We have arrived in Labuan Bajo at the far western end of Flores Island and it really is beautiful. The large population of young backpackers would be basking in the dream described above. We are too, but with another dimension. Spilt drinks, mediating arguments over the hammock (as the sun sets), “When can we get an ice-cream?”, “I’m STARVING!”
Arriving in a new place and walking and walking until I am lost and my feet are sore has always been a treasured travel experience of mine, a way of getting a feel for a city and finding hidden pockets that might otherwise be missed. To state the obvious, travelling with children is different in every way to travelling solo. Less than 15 minutes down the main street of Labuan Bajo and half of our party is hot and sweaty and their legs are tired and they can’t possibly go on without a Sprite.
I know – they ARE hot and sweaty, and their experience of hot and sweaty has just broken new bounds, AND they’re expected to walk down a dusty street where everyone’s staring and wanting to rub their cheeks. It must be uncomfortable for them. It slows us down.
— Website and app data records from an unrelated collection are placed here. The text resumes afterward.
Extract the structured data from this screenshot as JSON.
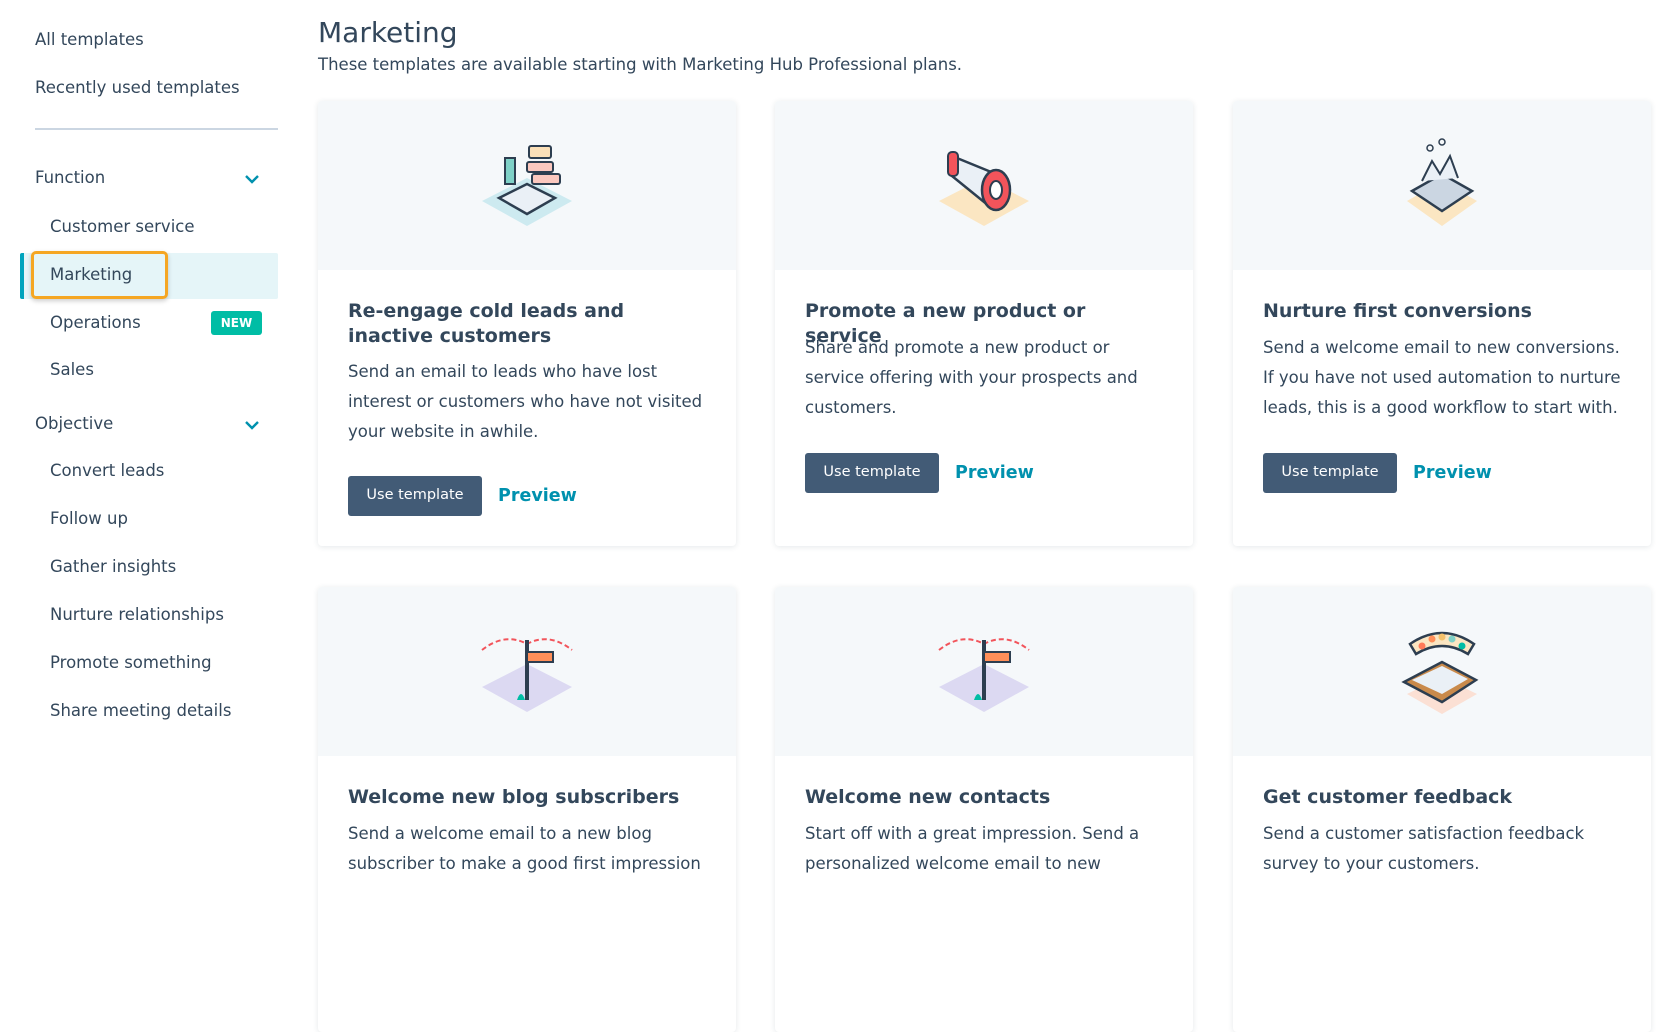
{
  "sidebar": {
    "all_templates": "All templates",
    "recent": "Recently used templates",
    "function": {
      "label": "Function",
      "items": [
        "Customer service",
        "Marketing",
        "Operations",
        "Sales"
      ]
    },
    "new_badge": "NEW",
    "objective": {
      "label": "Objective",
      "items": [
        "Convert leads",
        "Follow up",
        "Gather insights",
        "Nurture relationships",
        "Promote something",
        "Share meeting details"
      ]
    },
    "active": "Marketing"
  },
  "main": {
    "title": "Marketing",
    "subtitle": "These templates are available starting with Marketing Hub Professional plans.",
    "use_label": "Use template",
    "preview_label": "Preview",
    "cards": [
      {
        "title": "Re-engage cold leads and inactive customers",
        "desc": "Send an email to leads who have lost interest or customers who have not visited your website in awhile.",
        "icon": "open-book-icon"
      },
      {
        "title": "Promote a new product or service",
        "desc": "Share and promote a new product or service offering with your prospects and customers.",
        "icon": "megaphone-icon"
      },
      {
        "title": "Nurture first conversions",
        "desc": "Send a welcome email to new conversions. If you have not used automation to nurture leads, this is a good workflow to start with.",
        "icon": "conveyor-icon"
      },
      {
        "title": "Welcome new blog subscribers",
        "desc": "Send a welcome email to a new blog subscriber to make a good first impression",
        "icon": "welcome-sign-icon"
      },
      {
        "title": "Welcome new contacts",
        "desc": "Start off with a great impression. Send a personalized welcome email to new",
        "icon": "welcome-sign-icon"
      },
      {
        "title": "Get customer feedback",
        "desc": "Send a customer satisfaction feedback survey to your customers.",
        "icon": "clipboard-feedback-icon"
      }
    ]
  },
  "colors": {
    "accent": "#00a4bd",
    "button": "#425b76",
    "link": "#0091ae",
    "focus": "#f5a623",
    "badge": "#00bda5"
  }
}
And in our slowed progress we happen upon a magnificently coloured bird in a cage, hanging from the eaves of a rickety building tucked down an alleyway. Ellie hears it and follows the sound, whistling to it in response (our little bird whisperer). The poor thing has only one eye and one foot, but a rainbow of plumage. In our slowness, we spend the next 10 minutes listening to this funny old bird mimick sounds we make and other electronic and animal noises it already knows. We take photos of it to send to our birder friend to see if we can identify it and we play it ringtones from my phone to see which ones it likes and will repeat back to us.
A treasured travel experience.
Their perspective gives me a different perspective too. Entering the brand spanking new Labuan Bajo airport with its arena-like arrivals hall, shiny cream tiles on every surface and flushing porcelain toilets (always have to check out the loos!) the girls were in awe. “I haven’t seen a big open quiet space for ages.” “We haven’t seen a flushing toilet for AGES!” (a week is a long time in the life of a five year old!). Certainly no amount of excitement in a 40 year old can equal the exquisite fear of an 8 year old at being merely meters from 5 mature Komodo Dragons! “Oh hold my hand Dad. Do I go closer or do I hide behind you? I really want to have a better look but far out they’re so big and scary and RIGHT THERE!” And the squeals of unbridled delight (clearly distinguishable through a snorkel) at the schools of tropical fish off the reef. “This is so ace this is so ace this is so ace!” – still audible through the snorkel. Their ability to unwittingly entertain, in addition to giving me an altered view, is priceless. “Look Ellie,” cried Zoe with excitement. “That’s where the annoying music comes from, that green ball over there” as she pointed to the mosque from which the Call to Prayer blasted through the town.
It takes a frustratingly long time to tend to the logistics of travelling here – a frustration that can be exacerbated by feeling the pressure of keeping 3 little dependants happy. As it turns out, they don’t even notice the fact they’ve been hanging around the hotel all afternoon, they’re off riding grass broomsticks around the garden paths and making bougainvillea parachutes. Bless them.
It really is an experience to treasure, travelling with our children.